§ **Work to be completed**
Whenever a line in the entries includes the word "this", copy that line out.

§ **Material provided**
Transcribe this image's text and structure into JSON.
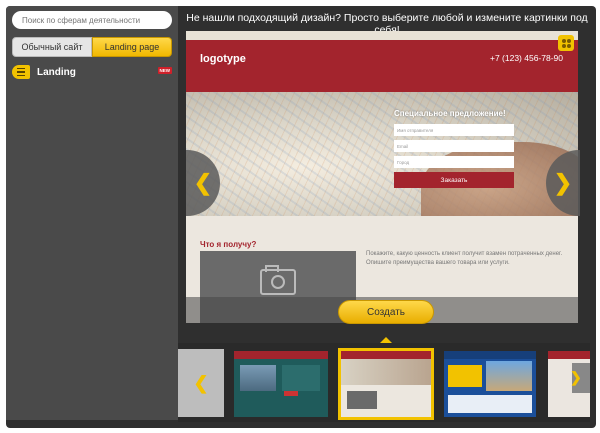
{
  "sidebar": {
    "search_placeholder": "Поиск по сферам деятельности",
    "toggle": {
      "off_label": "Обычный сайт",
      "on_label": "Landing page"
    },
    "category": {
      "label": "Landing",
      "badge": "NEW"
    }
  },
  "header": {
    "headline": "Не нашли подходящий дизайн? Просто выберите любой и измените картинки под себя!"
  },
  "preview": {
    "logo": "logotype",
    "phone": "+7 (123) 456-78-90",
    "form": {
      "title": "Специальное предложение!",
      "field_name_placeholder": "Имя отправителя",
      "field_email_placeholder": "Email",
      "field_phone_placeholder": "Город",
      "submit_label": "Заказать"
    },
    "section_title": "Что я получу?",
    "section_text": "Покажите, какую ценность клиент получит взамен потраченных денег. Опишите преимущества вашего товара или услуги.",
    "section2_title": "Что я получу?"
  },
  "create_button_label": "Создать",
  "arrows": {
    "left": "❮",
    "right": "❯"
  },
  "carousel": {
    "left_arrow": "❮",
    "right_arrow": "❯"
  },
  "colors": {
    "accent": "#f2c200",
    "brand_red": "#a3242d",
    "sidebar_bg": "#4a4a4a",
    "frame_bg": "#2f2f2f"
  }
}
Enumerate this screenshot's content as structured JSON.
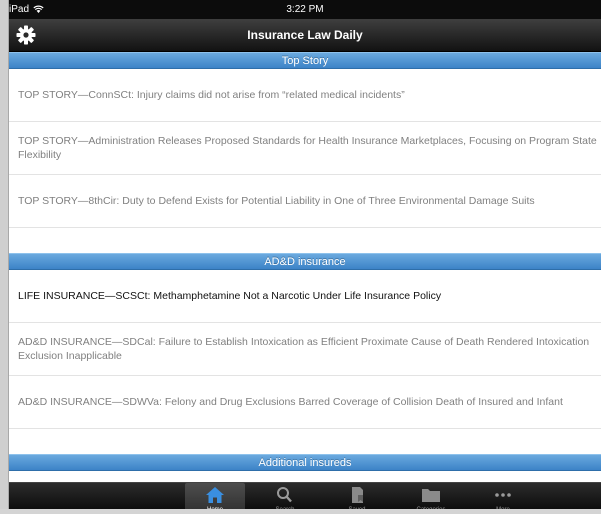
{
  "status_bar": {
    "carrier": "iPad",
    "wifi_icon": "wifi-icon",
    "time": "3:22 PM"
  },
  "nav": {
    "title": "Insurance Law Daily",
    "settings_icon": "gear-icon"
  },
  "sections": [
    {
      "title": "Top Story",
      "items": [
        "TOP STORY—ConnSCt: Injury claims did not arise from “related medical incidents”",
        "TOP STORY—Administration Releases Proposed Standards for Health Insurance Marketplaces, Focusing on Program State Flexibility",
        "TOP STORY—8thCir: Duty to Defend Exists for Potential Liability in One of Three Environmental Damage Suits"
      ]
    },
    {
      "title": "AD&D insurance",
      "items": [
        "LIFE INSURANCE—SCSCt: Methamphetamine Not a Narcotic Under Life Insurance Policy",
        "AD&D INSURANCE—SDCal: Failure to Establish Intoxication as Efficient Proximate Cause of Death Rendered Intoxication Exclusion Inapplicable",
        "AD&D INSURANCE—SDWVa: Felony and Drug Exclusions Barred Coverage of Collision Death of Insured and Infant"
      ]
    },
    {
      "title": "Additional insureds",
      "items": []
    }
  ],
  "tabs": [
    {
      "label": "Home",
      "icon": "home-icon",
      "active": true
    },
    {
      "label": "Search",
      "icon": "search-icon",
      "active": false
    },
    {
      "label": "Saved",
      "icon": "saved-icon",
      "active": false
    },
    {
      "label": "Categories",
      "icon": "folder-icon",
      "active": false
    },
    {
      "label": "More",
      "icon": "more-icon",
      "active": false
    }
  ],
  "colors": {
    "section_header": "#4a90d2",
    "nav_bar": "#1c1c1c",
    "tab_bar": "#111111"
  }
}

§ **Result below**
Transcribe this image's text and structure into JSON.
Enumerate this screenshot's content as structured JSON.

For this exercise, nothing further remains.